--- START ---
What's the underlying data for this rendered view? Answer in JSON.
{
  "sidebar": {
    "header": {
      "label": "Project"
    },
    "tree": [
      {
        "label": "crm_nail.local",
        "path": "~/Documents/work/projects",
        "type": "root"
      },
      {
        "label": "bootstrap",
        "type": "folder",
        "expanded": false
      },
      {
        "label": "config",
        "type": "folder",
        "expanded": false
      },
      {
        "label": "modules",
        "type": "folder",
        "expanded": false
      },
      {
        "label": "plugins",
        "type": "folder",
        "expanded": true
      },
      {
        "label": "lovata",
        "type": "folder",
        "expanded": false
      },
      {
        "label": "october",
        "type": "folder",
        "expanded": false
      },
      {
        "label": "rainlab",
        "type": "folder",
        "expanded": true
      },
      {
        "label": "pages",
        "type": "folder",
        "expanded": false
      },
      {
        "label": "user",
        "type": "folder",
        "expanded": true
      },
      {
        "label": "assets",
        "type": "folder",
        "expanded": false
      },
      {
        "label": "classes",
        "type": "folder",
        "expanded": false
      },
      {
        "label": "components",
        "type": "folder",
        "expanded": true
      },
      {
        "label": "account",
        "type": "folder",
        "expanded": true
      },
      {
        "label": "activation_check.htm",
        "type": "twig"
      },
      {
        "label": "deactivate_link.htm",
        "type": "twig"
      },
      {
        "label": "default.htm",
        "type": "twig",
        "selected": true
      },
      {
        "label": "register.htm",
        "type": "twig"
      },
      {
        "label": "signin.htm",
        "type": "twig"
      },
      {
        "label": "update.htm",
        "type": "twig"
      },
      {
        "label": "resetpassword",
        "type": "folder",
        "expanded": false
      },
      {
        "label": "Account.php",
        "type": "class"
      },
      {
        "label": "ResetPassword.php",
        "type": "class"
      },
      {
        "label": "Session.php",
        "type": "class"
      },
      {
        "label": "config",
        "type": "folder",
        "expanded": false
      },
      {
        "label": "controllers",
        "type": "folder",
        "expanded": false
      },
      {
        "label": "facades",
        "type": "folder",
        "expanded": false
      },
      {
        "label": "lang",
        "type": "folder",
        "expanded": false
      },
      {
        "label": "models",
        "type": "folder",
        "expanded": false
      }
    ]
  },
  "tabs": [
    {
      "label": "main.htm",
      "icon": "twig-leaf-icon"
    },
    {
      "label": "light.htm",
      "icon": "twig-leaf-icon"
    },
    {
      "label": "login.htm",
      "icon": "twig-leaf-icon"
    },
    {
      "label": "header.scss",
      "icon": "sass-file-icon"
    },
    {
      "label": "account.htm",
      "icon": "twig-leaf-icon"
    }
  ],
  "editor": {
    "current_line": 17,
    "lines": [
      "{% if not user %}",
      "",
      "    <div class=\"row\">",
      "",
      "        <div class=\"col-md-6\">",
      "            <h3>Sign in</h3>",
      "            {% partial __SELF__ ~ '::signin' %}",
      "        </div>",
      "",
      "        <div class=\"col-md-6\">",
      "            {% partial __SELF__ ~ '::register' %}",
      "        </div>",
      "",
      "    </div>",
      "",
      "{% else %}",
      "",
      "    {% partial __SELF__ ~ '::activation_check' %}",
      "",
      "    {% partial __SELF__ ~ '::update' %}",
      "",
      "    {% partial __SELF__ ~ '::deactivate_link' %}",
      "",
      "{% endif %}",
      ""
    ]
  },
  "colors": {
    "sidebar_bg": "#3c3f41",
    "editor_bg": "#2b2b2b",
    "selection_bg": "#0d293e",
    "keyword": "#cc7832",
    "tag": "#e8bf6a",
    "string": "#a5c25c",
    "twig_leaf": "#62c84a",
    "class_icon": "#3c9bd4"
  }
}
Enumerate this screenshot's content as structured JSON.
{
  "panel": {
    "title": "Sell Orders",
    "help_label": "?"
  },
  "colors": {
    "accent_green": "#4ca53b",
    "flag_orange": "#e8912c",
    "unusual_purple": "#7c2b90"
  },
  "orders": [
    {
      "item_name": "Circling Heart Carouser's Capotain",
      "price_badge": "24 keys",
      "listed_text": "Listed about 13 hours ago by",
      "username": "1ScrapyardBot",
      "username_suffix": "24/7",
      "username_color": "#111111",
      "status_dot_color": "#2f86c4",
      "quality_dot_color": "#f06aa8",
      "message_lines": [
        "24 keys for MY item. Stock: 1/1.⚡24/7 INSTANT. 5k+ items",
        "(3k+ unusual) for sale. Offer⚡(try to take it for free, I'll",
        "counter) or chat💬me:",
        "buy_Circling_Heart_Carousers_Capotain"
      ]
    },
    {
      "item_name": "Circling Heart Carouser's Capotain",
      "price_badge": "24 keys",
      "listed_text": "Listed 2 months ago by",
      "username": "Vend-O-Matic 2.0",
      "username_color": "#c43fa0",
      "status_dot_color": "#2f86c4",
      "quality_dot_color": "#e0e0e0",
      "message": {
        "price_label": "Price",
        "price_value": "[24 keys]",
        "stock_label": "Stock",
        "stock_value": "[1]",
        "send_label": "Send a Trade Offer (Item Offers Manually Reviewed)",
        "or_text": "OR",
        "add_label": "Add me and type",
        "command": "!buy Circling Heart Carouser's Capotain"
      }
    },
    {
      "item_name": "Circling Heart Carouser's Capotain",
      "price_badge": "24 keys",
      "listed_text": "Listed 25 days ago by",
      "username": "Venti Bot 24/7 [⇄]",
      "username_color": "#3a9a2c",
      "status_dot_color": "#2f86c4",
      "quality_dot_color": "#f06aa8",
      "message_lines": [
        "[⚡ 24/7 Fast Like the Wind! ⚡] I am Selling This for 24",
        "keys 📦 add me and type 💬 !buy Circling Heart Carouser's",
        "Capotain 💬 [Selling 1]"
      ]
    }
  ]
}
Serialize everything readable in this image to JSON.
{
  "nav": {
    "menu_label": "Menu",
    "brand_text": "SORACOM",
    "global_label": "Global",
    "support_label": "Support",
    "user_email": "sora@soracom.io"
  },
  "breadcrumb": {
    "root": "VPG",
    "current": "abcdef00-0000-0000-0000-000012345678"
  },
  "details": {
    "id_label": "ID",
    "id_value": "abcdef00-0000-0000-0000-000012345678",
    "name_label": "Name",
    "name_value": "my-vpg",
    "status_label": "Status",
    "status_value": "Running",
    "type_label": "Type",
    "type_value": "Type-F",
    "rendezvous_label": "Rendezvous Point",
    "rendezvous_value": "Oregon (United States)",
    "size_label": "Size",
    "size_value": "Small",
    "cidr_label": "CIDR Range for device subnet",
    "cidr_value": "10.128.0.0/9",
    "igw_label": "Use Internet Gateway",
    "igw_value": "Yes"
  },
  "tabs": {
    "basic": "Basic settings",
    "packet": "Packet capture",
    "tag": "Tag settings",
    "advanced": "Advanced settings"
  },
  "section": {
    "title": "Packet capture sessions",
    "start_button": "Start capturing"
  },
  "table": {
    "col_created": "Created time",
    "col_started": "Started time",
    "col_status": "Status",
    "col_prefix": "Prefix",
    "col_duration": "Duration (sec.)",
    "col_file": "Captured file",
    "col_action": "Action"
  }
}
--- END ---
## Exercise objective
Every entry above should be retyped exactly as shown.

## Answer to the exercise
What's the underlying data for this rendered view? Answer in JSON.
{
  "sidebar": {
    "header": {
      "label": "Project"
    },
    "tree": [
      {
        "label": "crm_nail.local",
        "path": "~/Documents/work/projects",
        "type": "root"
      },
      {
        "label": "bootstrap",
        "type": "folder",
        "expanded": false
      },
      {
        "label": "config",
        "type": "folder",
        "expanded": false
      },
      {
        "label": "modules",
        "type": "folder",
        "expanded": false
      },
      {
        "label": "plugins",
        "type": "folder",
        "expanded": true
      },
      {
        "label": "lovata",
        "type": "folder",
        "expanded": false
      },
      {
        "label": "october",
        "type": "folder",
        "expanded": false
      },
      {
        "label": "rainlab",
        "type": "folder",
        "expanded": true
      },
      {
        "label": "pages",
        "type": "folder",
        "expanded": false
      },
      {
        "label": "user",
        "type": "folder",
        "expanded": true
      },
      {
        "label": "assets",
        "type": "folder",
        "expanded": false
      },
      {
        "label": "classes",
        "type": "folder",
        "expanded": false
      },
      {
        "label": "components",
        "type": "folder",
        "expanded": true
      },
      {
        "label": "account",
        "type": "folder",
        "expanded": true
      },
      {
        "label": "activation_check.htm",
        "type": "twig"
      },
      {
        "label": "deactivate_link.htm",
        "type": "twig"
      },
      {
        "label": "default.htm",
        "type": "twig",
        "selected": true
      },
      {
        "label": "register.htm",
        "type": "twig"
      },
      {
        "label": "signin.htm",
        "type": "twig"
      },
      {
        "label": "update.htm",
        "type": "twig"
      },
      {
        "label": "resetpassword",
        "type": "folder",
        "expanded": false
      },
      {
        "label": "Account.php",
        "type": "class"
      },
      {
        "label": "ResetPassword.php",
        "type": "class"
      },
      {
        "label": "Session.php",
        "type": "class"
      },
      {
        "label": "config",
        "type": "folder",
        "expanded": false
      },
      {
        "label": "controllers",
        "type": "folder",
        "expanded": false
      },
      {
        "label": "facades",
        "type": "folder",
        "expanded": false
      },
      {
        "label": "lang",
        "type": "folder",
        "expanded": false
      },
      {
        "label": "models",
        "type": "folder",
        "expanded": false
      }
    ]
  },
  "tabs": [
    {
      "label": "main.htm",
      "icon": "twig-leaf-icon"
    },
    {
      "label": "light.htm",
      "icon": "twig-leaf-icon"
    },
    {
      "label": "login.htm",
      "icon": "twig-leaf-icon"
    },
    {
      "label": "header.scss",
      "icon": "sass-file-icon"
    },
    {
      "label": "account.htm",
      "icon": "twig-leaf-icon"
    }
  ],
  "editor": {
    "current_line": 17,
    "lines": [
      "{% if not user %}",
      "",
      "    <div class=\"row\">",
      "",
      "        <div class=\"col-md-6\">",
      "            <h3>Sign in</h3>",
      "            {% partial __SELF__ ~ '::signin' %}",
      "        </div>",
      "",
      "        <div class=\"col-md-6\">",
      "            {% partial __SELF__ ~ '::register' %}",
      "        </div>",
      "",
      "    </div>",
      "",
      "{% else %}",
      "",
      "    {% partial __SELF__ ~ '::activation_check' %}",
      "",
      "    {% partial __SELF__ ~ '::update' %}",
      "",
      "    {% partial __SELF__ ~ '::deactivate_link' %}",
      "",
      "{% endif %}",
      ""
    ]
  },
  "colors": {
    "sidebar_bg": "#3c3f41",
    "editor_bg": "#2b2b2b",
    "selection_bg": "#0d293e",
    "keyword": "#cc7832",
    "tag": "#e8bf6a",
    "string": "#a5c25c",
    "twig_leaf": "#62c84a",
    "class_icon": "#3c9bd4"
  }
}
Enumerate this screenshot's content as structured JSON.
{
  "panel": {
    "title": "Sell Orders",
    "help_label": "?"
  },
  "colors": {
    "accent_green": "#4ca53b",
    "flag_orange": "#e8912c",
    "unusual_purple": "#7c2b90"
  },
  "orders": [
    {
      "item_name": "Circling Heart Carouser's Capotain",
      "price_badge": "24 keys",
      "listed_text": "Listed about 13 hours ago by",
      "username": "1ScrapyardBot",
      "username_suffix": "24/7",
      "username_color": "#111111",
      "status_dot_color": "#2f86c4",
      "quality_dot_color": "#f06aa8",
      "message_lines": [
        "24 keys for MY item. Stock: 1/1.⚡24/7 INSTANT. 5k+ items",
        "(3k+ unusual) for sale. Offer⚡(try to take it for free, I'll",
        "counter) or chat💬me:",
        "buy_Circling_Heart_Carousers_Capotain"
      ]
    },
    {
      "item_name": "Circling Heart Carouser's Capotain",
      "price_badge": "24 keys",
      "listed_text": "Listed 2 months ago by",
      "username": "Vend-O-Matic 2.0",
      "username_color": "#c43fa0",
      "status_dot_color": "#2f86c4",
      "quality_dot_color": "#e0e0e0",
      "message": {
        "price_label": "Price",
        "price_value": "[24 keys]",
        "stock_label": "Stock",
        "stock_value": "[1]",
        "send_label": "Send a Trade Offer (Item Offers Manually Reviewed)",
        "or_text": "OR",
        "add_label": "Add me and type",
        "command": "!buy Circling Heart Carouser's Capotain"
      }
    },
    {
      "item_name": "Circling Heart Carouser's Capotain",
      "price_badge": "24 keys",
      "listed_text": "Listed 25 days ago by",
      "username": "Venti Bot 24/7 [⇄]",
      "username_color": "#3a9a2c",
      "status_dot_color": "#2f86c4",
      "quality_dot_color": "#f06aa8",
      "message_lines": [
        "[⚡ 24/7 Fast Like the Wind! ⚡] I am Selling This for 24",
        "keys 📦 add me and type 💬 !buy Circling Heart Carouser's",
        "Capotain 💬 [Selling 1]"
      ]
    }
  ]
}
Serialize everything readable in this image to JSON.
{
  "nav": {
    "menu_label": "Menu",
    "brand_text": "SORACOM",
    "global_label": "Global",
    "support_label": "Support",
    "user_email": "sora@soracom.io"
  },
  "breadcrumb": {
    "root": "VPG",
    "current": "abcdef00-0000-0000-0000-000012345678"
  },
  "details": {
    "id_label": "ID",
    "id_value": "abcdef00-0000-0000-0000-000012345678",
    "name_label": "Name",
    "name_value": "my-vpg",
    "status_label": "Status",
    "status_value": "Running",
    "type_label": "Type",
    "type_value": "Type-F",
    "rendezvous_label": "Rendezvous Point",
    "rendezvous_value": "Oregon (United States)",
    "size_label": "Size",
    "size_value": "Small",
    "cidr_label": "CIDR Range for device subnet",
    "cidr_value": "10.128.0.0/9",
    "igw_label": "Use Internet Gateway",
    "igw_value": "Yes"
  },
  "tabs": {
    "basic": "Basic settings",
    "packet": "Packet capture",
    "tag": "Tag settings",
    "advanced": "Advanced settings"
  },
  "section": {
    "title": "Packet capture sessions",
    "start_button": "Start capturing"
  },
  "table": {
    "col_created": "Created time",
    "col_started": "Started time",
    "col_status": "Status",
    "col_prefix": "Prefix",
    "col_duration": "Duration (sec.)",
    "col_file": "Captured file",
    "col_action": "Action"
  }
}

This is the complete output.